Down the street from Mount Holyoke College is a special place – Berkshire Hills Music Academy. On entering the academy, it is hard not to be won over by the cheerful greetings and the enthusiasm that the students show. Here, young adults having cognitive or developmental disabilities (like Williams syndrome, autism etc), with a special talent for music are nurtured. Students are involved in a number of stimulating activities throughout the semester, like swimming, vocal training, performing in concerts, outdoor trips, and other creative activities.
“Berkshire Hills Music Academy offers a unique, music-infused curriculum which includes a full range of life skills, social skills, functional academics and independent living experiences for individuals with cognitive and developmental disabilities” – Admissions office
In my first semester of college, I joined a program called C.A.U.S.E. (Creating Awareness for Social Equality) and became a ‘Best Buddy’. All volunteers were paired with one student from BHMA; they would correspond regularly and take part in an activity with him/her about twice a month.
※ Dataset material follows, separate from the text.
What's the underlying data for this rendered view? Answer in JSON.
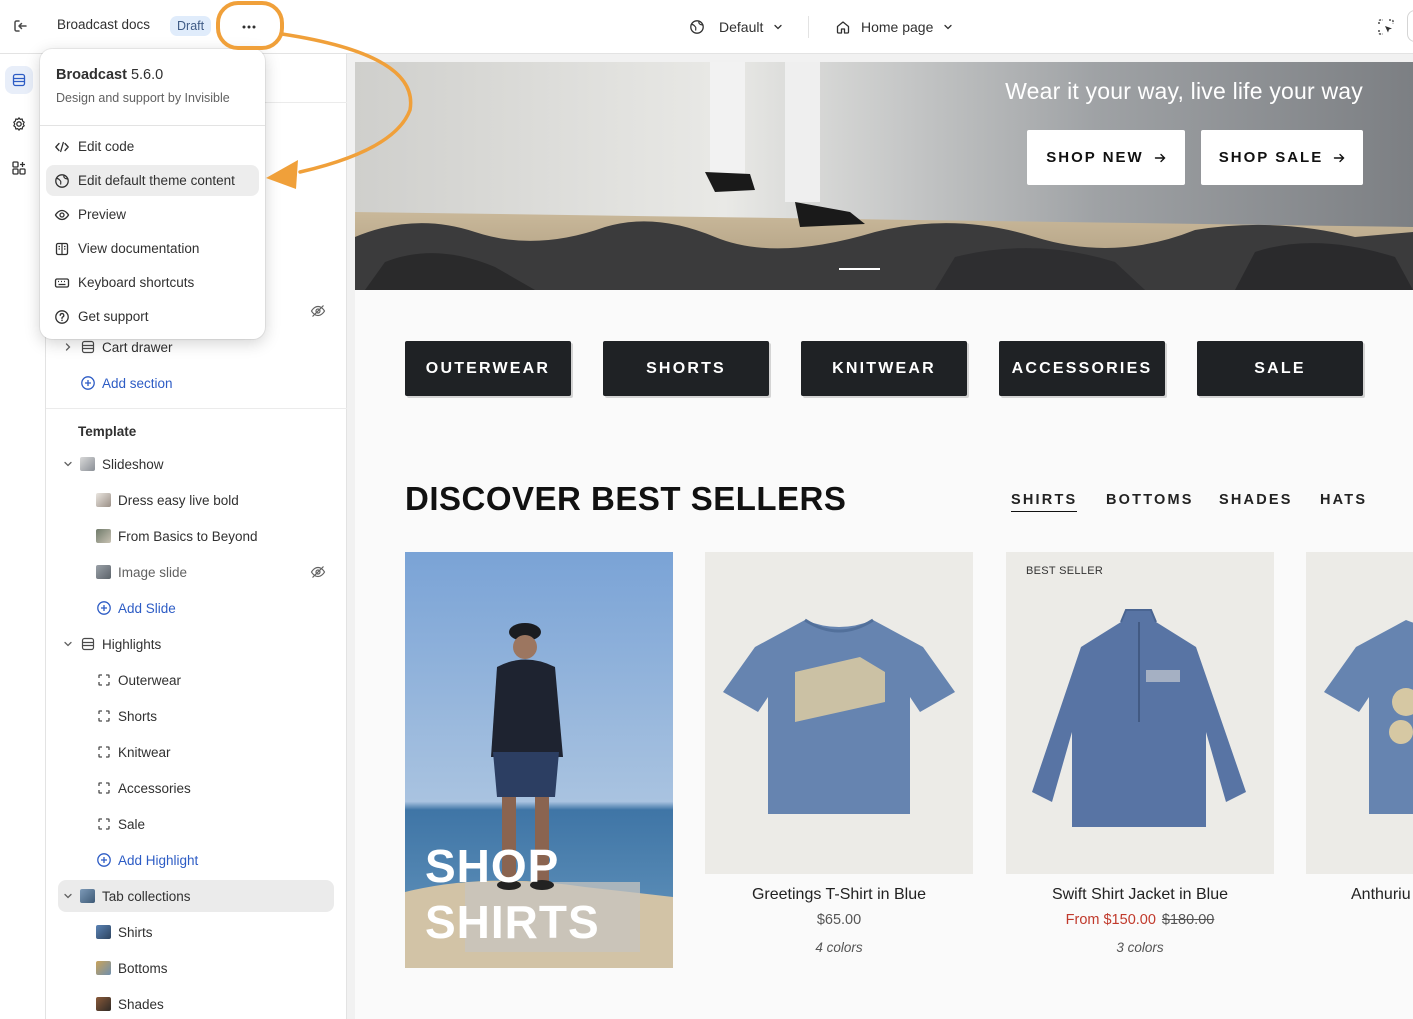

I vividly remember my first time at BHMA, more than a year ago… We were in the hall, being briefed about the responsibilities and other logistics of the program. For instance, we were not allowed to reveal non-public information about our best buddies to anyone etc. All of a sudden, a tall, healthy and full of life flew into the room, unable to contain her excitement. She was going to have a college friend after all! Our co-coordinator softly suggested her to wait outside.
Imagine my happiness when I discovered that the charming girl was my best buddy, Whitney. A tall and confident girl, she had something enigmatic about her that intrigued me. I could see that in additions to a strong emotional side, she had a levelheaded and reasoning mind. I underwent a short training ssession, meant to equip me with the information to handle emergencies and unexpected situations that may arise during an outing with her. Later I started to know her, and I would ask her questions. Whenevershe wanted to reply in the afirmative, she would say ‘yes’ and ‘yeah’ over and over again, sometimes dozens of times. I recognized it as a compulsion; however I couldn’t help speculating that she might also be reinforcing a positive feeling (‘Yes’) by saying it over and over… that the challenges she had to face helped her develop a stronghold of pure joy… I believe that her happiness, reinforced in this way, seeped into her physical frame, seen in her stature (5’9 or 5’10) and her body strength. Of course physical training like swimming, basketball and piano enhanced her vitality. There may be genetic factors to that favored these qualities in her. However, her recurring chime, her repeated affirmation could only have served to enhance her sense of well- being.
Once we met at a Halloween party at MHC. She had come with all her friends at BHMA, dressed up in costumes, some fancier than others and wearing an expression of glee. I was wearing a blue princess dress and pearl earrings (Who says Halloween is only about scaring people out of their skin?). Looking around the dance floor, you could tell them from others only by the fact that they seemed to enjoy themselves thoroughly. While many did not dance like professionals, one of them was truly better than every other person in the room in my humble opinion. Whitney’s movements, even though simple, had a good finish. As we danced facing each other, she made eye contact and flashed her jovial smile. I was content in this moment, not judging my dance steps or my outfit or anyone else’s. Perhaps her carefree nature and radiating confidence had a role in this. The eye of the beholder saw some shred of brilliance in my smile and forevermore, called me by the name of ‘sunshine’. I truly admire her appetite for life. The story continues…